At block 250, the method may organize the data in the high speed memory 132 such that the write to the low speed memory 140 is more efficient. The organization can be as simple as rearranging the data in the high speed memory 132 to be contiguous such that a transfer to the low speed memory 140 may proceed more efficiently.

At block 255, the method may analyze the data in the high speed memory 132 to determine if any of the data has been replaced with newer data before the data is written to the low speed memory 140. At block 260, the method may analyze the data in the high speed memory 132 to determine whether any of the data to be written to the low speed memory 140 is duplicate data wherein the older duplicate data is not written to the low speed memory 140 device. At block 265, the method may invalidate blocks in the high speed memory 132 when write operations impact those blocks before they have been committed to the low speed device 140.

At block 270, the method may keep an index of data in high speed memory 132 that is to be written to low speed memory 140 and if the data written to be written to the low speed device 140 is resident in the high speed memory 132, the method may serve read requests for the data from the high speed memory 132 without regard as to whether the data has been written to low speed memory 140.

At block 275, the method may test the low speed memory 140 to determine the preferred write size for the low speed memory 140. For example, the method may inquire of a flash memory 152 what is the ideal erase/write size.
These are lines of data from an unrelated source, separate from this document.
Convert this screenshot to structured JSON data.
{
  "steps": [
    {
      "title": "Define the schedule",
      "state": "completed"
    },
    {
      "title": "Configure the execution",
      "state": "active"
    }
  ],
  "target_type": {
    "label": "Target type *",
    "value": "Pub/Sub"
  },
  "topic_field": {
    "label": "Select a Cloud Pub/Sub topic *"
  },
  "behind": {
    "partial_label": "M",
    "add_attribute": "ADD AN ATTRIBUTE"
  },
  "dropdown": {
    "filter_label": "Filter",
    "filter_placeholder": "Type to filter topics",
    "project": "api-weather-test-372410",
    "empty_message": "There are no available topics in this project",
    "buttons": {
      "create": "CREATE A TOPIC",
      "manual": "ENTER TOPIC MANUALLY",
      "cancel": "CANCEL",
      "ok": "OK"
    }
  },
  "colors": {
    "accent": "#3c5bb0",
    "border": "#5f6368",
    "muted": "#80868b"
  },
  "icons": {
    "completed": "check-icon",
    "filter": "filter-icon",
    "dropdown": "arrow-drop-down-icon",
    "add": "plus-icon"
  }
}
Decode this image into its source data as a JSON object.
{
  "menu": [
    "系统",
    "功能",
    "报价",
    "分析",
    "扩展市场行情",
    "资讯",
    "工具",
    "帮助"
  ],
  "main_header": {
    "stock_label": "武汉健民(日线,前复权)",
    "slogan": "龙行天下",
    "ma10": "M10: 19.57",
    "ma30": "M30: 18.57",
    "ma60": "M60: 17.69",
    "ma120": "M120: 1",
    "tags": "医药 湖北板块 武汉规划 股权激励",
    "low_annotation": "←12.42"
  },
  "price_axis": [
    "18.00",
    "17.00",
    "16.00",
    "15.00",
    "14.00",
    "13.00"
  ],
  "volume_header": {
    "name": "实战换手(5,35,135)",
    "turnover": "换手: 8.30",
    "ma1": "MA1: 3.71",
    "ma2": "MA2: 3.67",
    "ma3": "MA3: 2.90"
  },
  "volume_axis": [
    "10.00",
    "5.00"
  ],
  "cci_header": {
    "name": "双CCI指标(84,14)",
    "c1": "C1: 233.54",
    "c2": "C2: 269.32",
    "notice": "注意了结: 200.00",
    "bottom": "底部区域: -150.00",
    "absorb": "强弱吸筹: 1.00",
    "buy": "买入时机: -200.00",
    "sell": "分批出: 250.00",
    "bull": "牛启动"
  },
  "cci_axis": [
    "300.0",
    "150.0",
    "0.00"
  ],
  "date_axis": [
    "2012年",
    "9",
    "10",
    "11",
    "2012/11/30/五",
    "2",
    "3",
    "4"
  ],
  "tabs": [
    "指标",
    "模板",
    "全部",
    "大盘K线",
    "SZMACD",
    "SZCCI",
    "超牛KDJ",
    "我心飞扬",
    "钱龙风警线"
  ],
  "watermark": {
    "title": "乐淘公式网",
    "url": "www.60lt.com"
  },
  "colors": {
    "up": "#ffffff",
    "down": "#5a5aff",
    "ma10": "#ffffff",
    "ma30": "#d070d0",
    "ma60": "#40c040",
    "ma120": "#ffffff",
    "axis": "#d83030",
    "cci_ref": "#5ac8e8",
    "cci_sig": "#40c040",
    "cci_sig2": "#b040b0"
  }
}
At block 280, the method may also use indication from the low speed storage device 140 to calculate the preferred write size. For example, in the flash memory 152 example, the method may determine that blocks are erased in 1024 byte increments so the method may determine that save operations should occur in 1024 byte increments. The preferred write size may be related to the preferred erase size of the low speed memory 152.
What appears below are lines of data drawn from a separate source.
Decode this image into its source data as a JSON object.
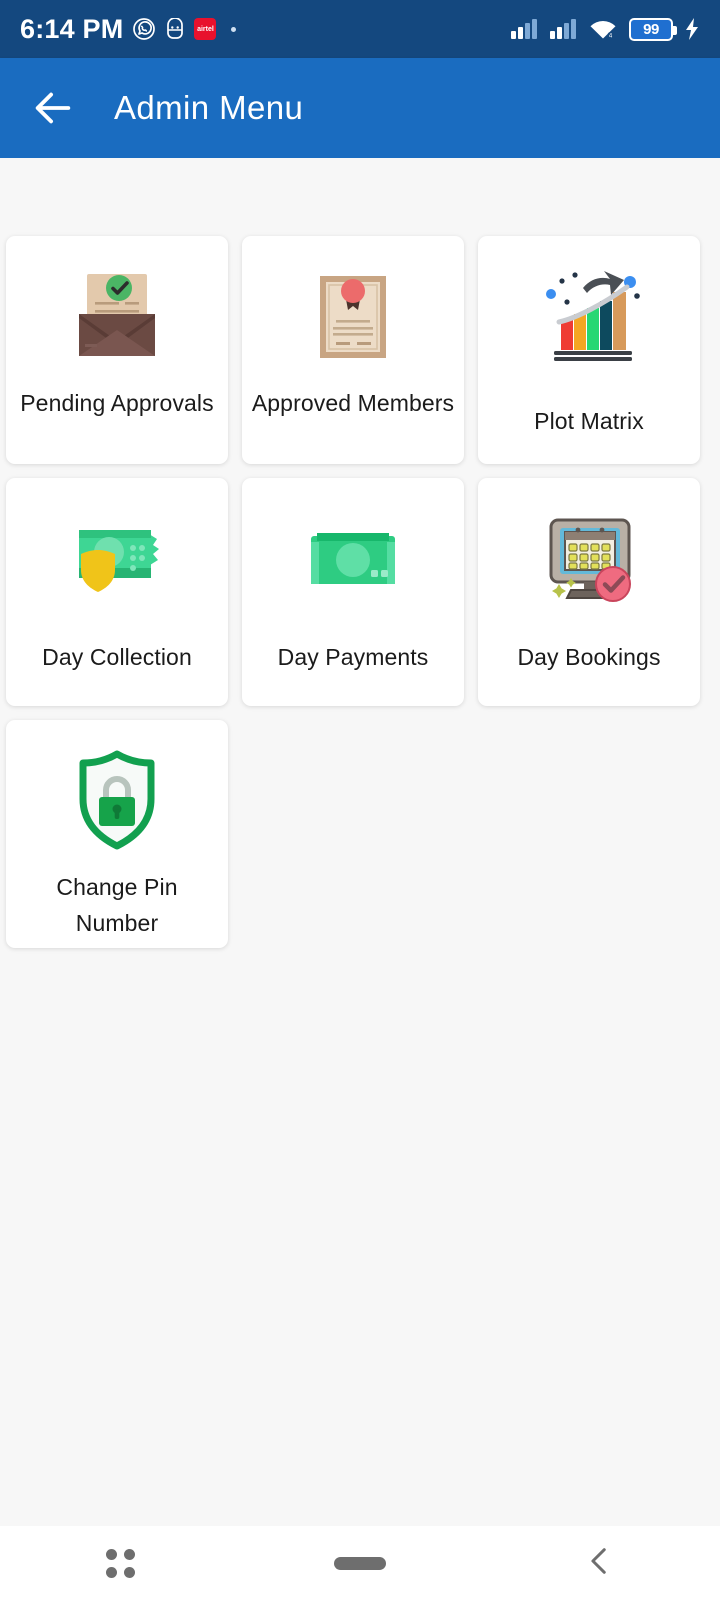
{
  "status_bar": {
    "time": "6:14 PM",
    "left_icons": [
      "whatsapp-icon",
      "app-icon",
      "airtel-icon",
      "dot-indicator"
    ],
    "airtel_label": "airtel",
    "right_icons": [
      "signal-1-icon",
      "signal-2-icon",
      "wifi-icon",
      "battery-icon",
      "charging-bolt-icon"
    ],
    "battery_level": "99",
    "background_color": "#14487f"
  },
  "app_bar": {
    "title": "Admin Menu",
    "back_icon": "arrow-left-icon",
    "background_color": "#1a6cc0",
    "text_color": "#ffffff"
  },
  "menu": {
    "items": [
      {
        "label": "Pending Approvals",
        "icon": "envelope-check-icon",
        "lines": 2
      },
      {
        "label": "Approved Members",
        "icon": "certificate-seal-icon",
        "lines": 2
      },
      {
        "label": "Plot Matrix",
        "icon": "bar-chart-growth-icon",
        "lines": 1
      },
      {
        "label": "Day Collection",
        "icon": "money-shield-icon",
        "lines": 1
      },
      {
        "label": "Day Payments",
        "icon": "banknote-icon",
        "lines": 1
      },
      {
        "label": "Day Bookings",
        "icon": "monitor-calendar-check-icon",
        "lines": 1
      },
      {
        "label": "Change Pin Number",
        "icon": "shield-lock-icon",
        "lines": 2
      }
    ],
    "card_background": "#ffffff",
    "page_background": "#f7f7f7",
    "label_color": "#1b1b1b"
  },
  "nav_bar": {
    "recents_icon": "four-dots-icon",
    "home_icon": "home-pill-icon",
    "back_icon": "chevron-left-icon",
    "background_color": "#ffffff"
  }
}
Although the forgoing text sets forth a detailed description of numerous different embodiments, it should be understood that the scope of the patent is defined by the words of the claims set forth at the end of this patent. The detailed description is to be construed as exemplary only and does not describe every possible embodiment because describing every possible embodiment would be impractical, if not impossible. Numerous alternative embodiments could be implemented, using either current technology or technology developed after the filing date of this patent, which would still fall within the scope of the claims.
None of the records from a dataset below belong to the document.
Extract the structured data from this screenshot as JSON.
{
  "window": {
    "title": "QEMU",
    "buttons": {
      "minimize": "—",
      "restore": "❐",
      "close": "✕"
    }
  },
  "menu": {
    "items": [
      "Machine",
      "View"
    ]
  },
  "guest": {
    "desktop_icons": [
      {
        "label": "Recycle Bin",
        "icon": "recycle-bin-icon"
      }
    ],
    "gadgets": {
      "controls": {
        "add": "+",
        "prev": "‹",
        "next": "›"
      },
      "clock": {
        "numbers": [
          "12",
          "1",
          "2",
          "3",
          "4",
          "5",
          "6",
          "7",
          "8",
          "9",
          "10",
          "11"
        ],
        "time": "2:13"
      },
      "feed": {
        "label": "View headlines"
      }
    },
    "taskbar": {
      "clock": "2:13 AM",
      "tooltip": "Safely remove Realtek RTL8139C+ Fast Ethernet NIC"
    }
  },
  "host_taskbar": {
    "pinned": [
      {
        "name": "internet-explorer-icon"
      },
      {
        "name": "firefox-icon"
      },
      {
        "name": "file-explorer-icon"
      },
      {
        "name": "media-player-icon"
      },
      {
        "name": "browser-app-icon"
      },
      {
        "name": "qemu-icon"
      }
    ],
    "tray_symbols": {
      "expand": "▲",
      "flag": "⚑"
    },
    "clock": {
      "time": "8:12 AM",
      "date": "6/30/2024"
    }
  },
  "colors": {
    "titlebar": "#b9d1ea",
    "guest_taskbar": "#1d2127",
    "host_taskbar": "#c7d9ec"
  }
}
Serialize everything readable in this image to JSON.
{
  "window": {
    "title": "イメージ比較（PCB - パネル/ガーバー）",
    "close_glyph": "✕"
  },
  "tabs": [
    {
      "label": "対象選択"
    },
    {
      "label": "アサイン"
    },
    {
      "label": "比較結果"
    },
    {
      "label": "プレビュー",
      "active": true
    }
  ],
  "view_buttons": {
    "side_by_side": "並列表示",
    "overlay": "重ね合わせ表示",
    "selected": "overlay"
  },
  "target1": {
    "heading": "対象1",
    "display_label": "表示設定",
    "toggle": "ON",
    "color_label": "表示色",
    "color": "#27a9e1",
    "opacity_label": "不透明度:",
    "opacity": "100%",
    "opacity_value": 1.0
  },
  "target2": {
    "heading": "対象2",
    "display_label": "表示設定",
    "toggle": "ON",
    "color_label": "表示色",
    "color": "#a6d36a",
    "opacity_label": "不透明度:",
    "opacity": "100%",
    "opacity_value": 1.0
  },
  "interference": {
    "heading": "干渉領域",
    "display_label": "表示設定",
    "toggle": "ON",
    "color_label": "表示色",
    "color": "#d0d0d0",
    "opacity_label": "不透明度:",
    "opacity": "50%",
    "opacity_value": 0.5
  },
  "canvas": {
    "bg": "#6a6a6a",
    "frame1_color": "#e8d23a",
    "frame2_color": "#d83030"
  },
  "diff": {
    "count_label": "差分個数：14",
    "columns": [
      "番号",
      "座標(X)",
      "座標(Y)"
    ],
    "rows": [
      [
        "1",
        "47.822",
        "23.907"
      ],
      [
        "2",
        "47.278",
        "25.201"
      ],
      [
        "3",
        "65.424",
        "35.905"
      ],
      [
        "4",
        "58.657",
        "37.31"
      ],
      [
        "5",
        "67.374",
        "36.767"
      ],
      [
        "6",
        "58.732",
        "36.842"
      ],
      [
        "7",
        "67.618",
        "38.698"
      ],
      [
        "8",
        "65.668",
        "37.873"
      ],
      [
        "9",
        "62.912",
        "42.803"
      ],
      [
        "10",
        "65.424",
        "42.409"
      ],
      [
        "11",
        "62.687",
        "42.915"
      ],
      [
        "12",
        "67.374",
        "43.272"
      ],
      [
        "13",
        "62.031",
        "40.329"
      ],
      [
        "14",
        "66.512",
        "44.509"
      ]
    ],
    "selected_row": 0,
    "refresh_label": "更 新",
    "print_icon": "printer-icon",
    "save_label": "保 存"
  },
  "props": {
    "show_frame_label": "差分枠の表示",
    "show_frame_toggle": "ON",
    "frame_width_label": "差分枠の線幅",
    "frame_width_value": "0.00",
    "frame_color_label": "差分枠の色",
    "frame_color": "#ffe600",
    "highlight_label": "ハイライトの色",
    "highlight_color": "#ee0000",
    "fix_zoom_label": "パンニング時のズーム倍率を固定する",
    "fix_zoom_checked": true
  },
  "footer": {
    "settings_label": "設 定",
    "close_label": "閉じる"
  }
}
Thus, many modifications and variations may be made in the techniques and structures described and illustrated herein without departing from the spirit and scope of the present claims. Accordingly, it should be understood that the methods and apparatus described herein are illustrative only and are not limiting upon the scope of the claims.

Referenced by
Citing PatentFiling datePublication dateApplicantTitle
US20120265953 *Mar 30, 2012Oct 18, 2012Matsuzaki YasuhiroMemory management device, memory management method, and control program
Classifications
U.S. Classification711/118, 711/E12.008
International ClassificationG06F12/00
Cooperative ClassificationG06F2212/1036, G06F2212/7211, G06F12/0246, G06F12/12, G06F12/0808
European ClassificationG06F12/02D2E2
Legal Events
DateCodeEventDescription
Feb 3, 2006ASAssignment
Owner name: MICROSOFT CORPORATION, WASHINGTON
Free format text: ASSIGNMENT OF ASSIGNORS INTEREST;ASSIGNORS:FORTIN, MICHAEL R.;REINAUER, ROBERT L.;REEL/FRAME:017121/0263;SIGNING DATES FROM 20051215 TO 20051216
Owner name: MICROSOFT CORPORATION, WASHINGTON
Free format text: ASSIGNMENT OF ASSIGNORS INTEREST;ASSIGNORS:FORTIN, MICHAEL R.;REINAUER, ROBERT L.;SIGNING DATES FROM 20051215 TO 20051216;REEL/FRAME:017121/0263
Dec 9, 2014ASAssignment
Owner name: MICROSOFT TECHNOLOGY LICENSING, LLC, WASHINGTON
Free format text: ASSIGNMENT OF ASSIGNORS INTEREST;ASSIGNOR:MICROSOFT CORPORATION;REEL/FRAME:034543/0001
Effective date: 20141014